The epistemic construction of the dialectical relation between concepts as The savages, victims and the saviours are Eurocentric, western-oriented approach from one side, as it gives rise to the idea of barbarism, cultural people who cannot even represent themselves, therefore, it requires the creation of the saviours (white middle-class people) whose main role is to “save” the “others” in the name of humanism without colour. The idea of without color has brought one of the biggest blindness to the white feminist movements, describing women’s experience only through analyzing patriarchy and sexism and actually overseeing the role of race.
Antigypsyism as a form and product of racism is a brutal reality of my people. This reality, experienced not only by the Roma people, rather by everyone who felt racism in their own skin, that involvement with the “white world” has been mostly decayed and not recognized. The act of neglecting is what has motivated us, the members of Kale Amenge to fight against it because what is unknown to our knowledge, will always remain silent!
Today we meet Europe which openly claims its antigypsyism, calling for ethnic cleansing or even extermination; but nor our people, neither our values nor our culture are the problems, as it has never been.
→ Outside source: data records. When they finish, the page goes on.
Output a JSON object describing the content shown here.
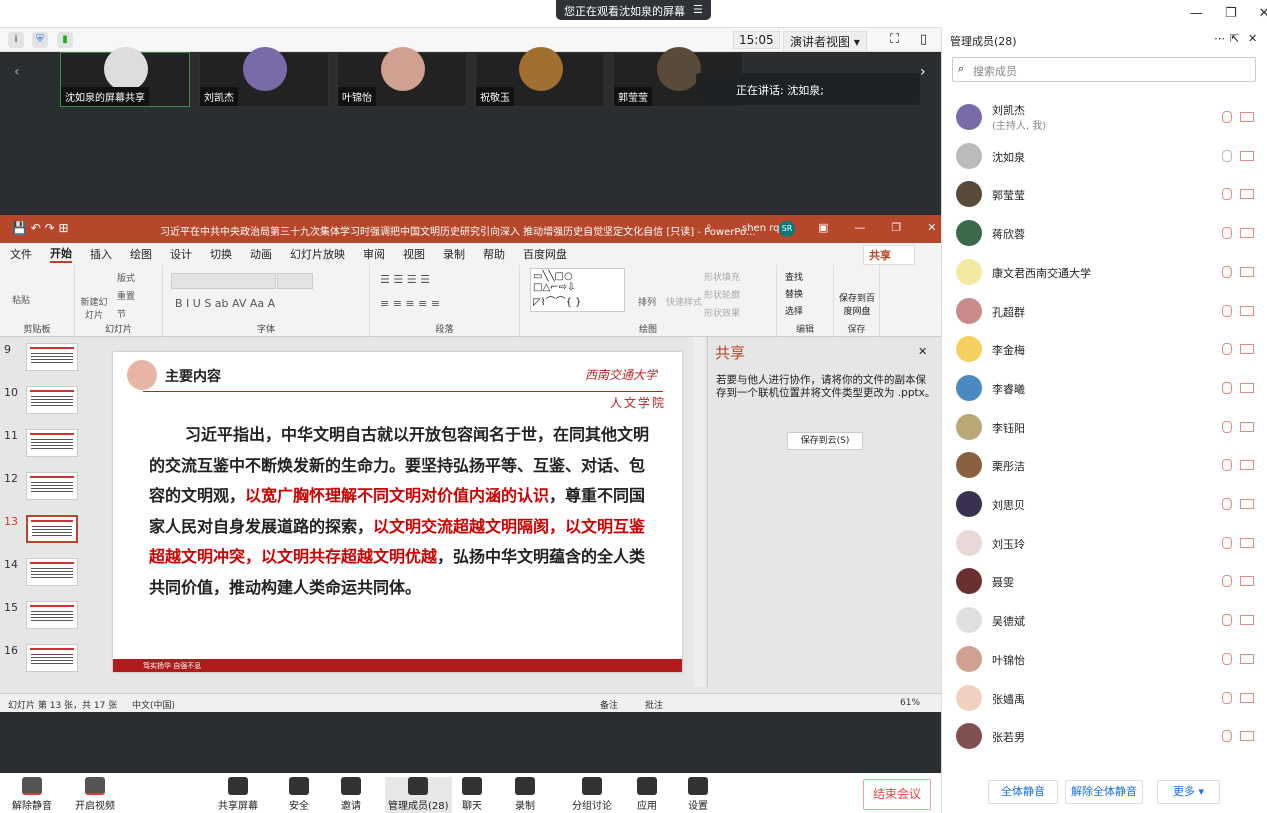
{
  "banner": {
    "text": "您正在观看沈如泉的屏幕"
  },
  "toolbar": {
    "time": "15:05",
    "view": "演讲者视图"
  },
  "tiles": [
    {
      "name": "沈如泉的屏幕共享"
    },
    {
      "name": "刘凯杰"
    },
    {
      "name": "叶锦怡"
    },
    {
      "name": "祝敬玉"
    },
    {
      "name": "郭莹莹"
    }
  ],
  "speaking": "正在讲话: 沈如泉;",
  "ppt": {
    "title": "习近平在中共中央政治局第三十九次集体学习时强调把中国文明历史研究引向深入 推动增强历史自觉坚定文化自信 [只读] - PowerPo...",
    "user": "shen rq",
    "avatar": "SR",
    "menu": [
      "文件",
      "开始",
      "插入",
      "绘图",
      "设计",
      "切换",
      "动画",
      "幻灯片放映",
      "审阅",
      "视图",
      "录制",
      "帮助",
      "百度网盘"
    ],
    "share": "共享",
    "groups": {
      "clipboard": "剪贴板",
      "slides": "幻灯片",
      "font": "字体",
      "paragraph": "段落",
      "drawing": "绘图",
      "editing": "编辑",
      "save": "保存"
    },
    "ribbon": {
      "paste": "粘贴",
      "new_slide": "新建幻灯片",
      "layout": "版式",
      "reset": "重置",
      "section": "节",
      "arrange": "排列",
      "quick_style": "快速样式",
      "fill": "形状填充",
      "outline": "形状轮廓",
      "effect": "形状效果",
      "find": "查找",
      "replace": "替换",
      "select": "选择",
      "save_baidu": "保存到百度网盘"
    },
    "thumbs": [
      "9",
      "10",
      "11",
      "12",
      "13",
      "14",
      "15",
      "16"
    ],
    "slide": {
      "heading": "主要内容",
      "logo": "西南交通大学",
      "college": "人文学院",
      "body": [
        {
          "t": "习近平指出，中华文明自古就以开放包容闻名于世，在同其他文明的交流互鉴中不断焕发新的生命力。要坚持弘扬平等、互鉴、对话、包容的文明观，",
          "red": false
        },
        {
          "t": "以宽广胸怀理解不同文明对价值内涵的认识",
          "red": true
        },
        {
          "t": "，尊重不同国家人民对自身发展道路的探索，",
          "red": false
        },
        {
          "t": "以文明交流超越文明隔阂，以文明互鉴超越文明冲突，以文明共存超越文明优越",
          "red": true
        },
        {
          "t": "，弘扬中华文明蕴含的全人类共同价值，推动构建人类命运共同体。",
          "red": false
        }
      ],
      "footer": "笃实扬华   自强不息"
    },
    "pane": {
      "title": "共享",
      "desc": "若要与他人进行协作，请将你的文件的副本保存到一个联机位置并将文件类型更改为 .pptx。",
      "button": "保存到云(S)"
    },
    "status": {
      "slide": "幻灯片 第 13 张，共 17 张",
      "lang": "中文(中国)",
      "notes": "备注",
      "comments": "批注",
      "zoom": "61%"
    }
  },
  "bottom": [
    {
      "label": "解除静音"
    },
    {
      "label": "开启视频"
    },
    {
      "label": "共享屏幕"
    },
    {
      "label": "安全"
    },
    {
      "label": "邀请"
    },
    {
      "label": "管理成员(28)"
    },
    {
      "label": "聊天"
    },
    {
      "label": "录制"
    },
    {
      "label": "分组讨论"
    },
    {
      "label": "应用"
    },
    {
      "label": "设置"
    }
  ],
  "end_meeting": "结束会议",
  "panel": {
    "title": "管理成员(28)",
    "search_placeholder": "搜索成员",
    "members": [
      {
        "name": "刘凯杰",
        "sub": "(主持人, 我)",
        "color": "#7a6aa8"
      },
      {
        "name": "沈如泉",
        "color": "#bbb"
      },
      {
        "name": "郭莹莹",
        "color": "#5a4a3a"
      },
      {
        "name": "蒋欣蓉",
        "color": "#3a6a4a"
      },
      {
        "name": "康文君西南交通大学",
        "color": "#f3e9a0"
      },
      {
        "name": "孔超群",
        "color": "#c98a8a"
      },
      {
        "name": "李金梅",
        "color": "#f5d060"
      },
      {
        "name": "李睿曦",
        "color": "#4a8ac0"
      },
      {
        "name": "李钰阳",
        "color": "#b8a878"
      },
      {
        "name": "栗彤洁",
        "color": "#8a6040"
      },
      {
        "name": "刘思贝",
        "color": "#3a3050"
      },
      {
        "name": "刘玉玲",
        "color": "#e8d8d8"
      },
      {
        "name": "聂雯",
        "color": "#6a3030"
      },
      {
        "name": "吴德斌",
        "color": "#e0e0e0"
      },
      {
        "name": "叶锦怡",
        "color": "#d0a090"
      },
      {
        "name": "张嫱禹",
        "color": "#f0d0c0"
      },
      {
        "name": "张若男",
        "color": "#805050"
      }
    ],
    "mute_all": "全体静音",
    "unmute_all": "解除全体静音",
    "more": "更多 ▾"
  }
}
It is urgent to point out the root of the problem, and also its color, that is why we as members of Kale Amenge, not only we will not talk about the so-called “Roma problems”, but from now on with a greater accuracy we will talk about the “Gadje problem”, in essence, “the white problem”, thereby exercising our legitimacy to call and define the world according to our living´s conditions.
To conclude this historical moment, I will do it in the words of Angela Davis:
“You have to act as if it were possible to radically transform the world. And you have to do it all the time.”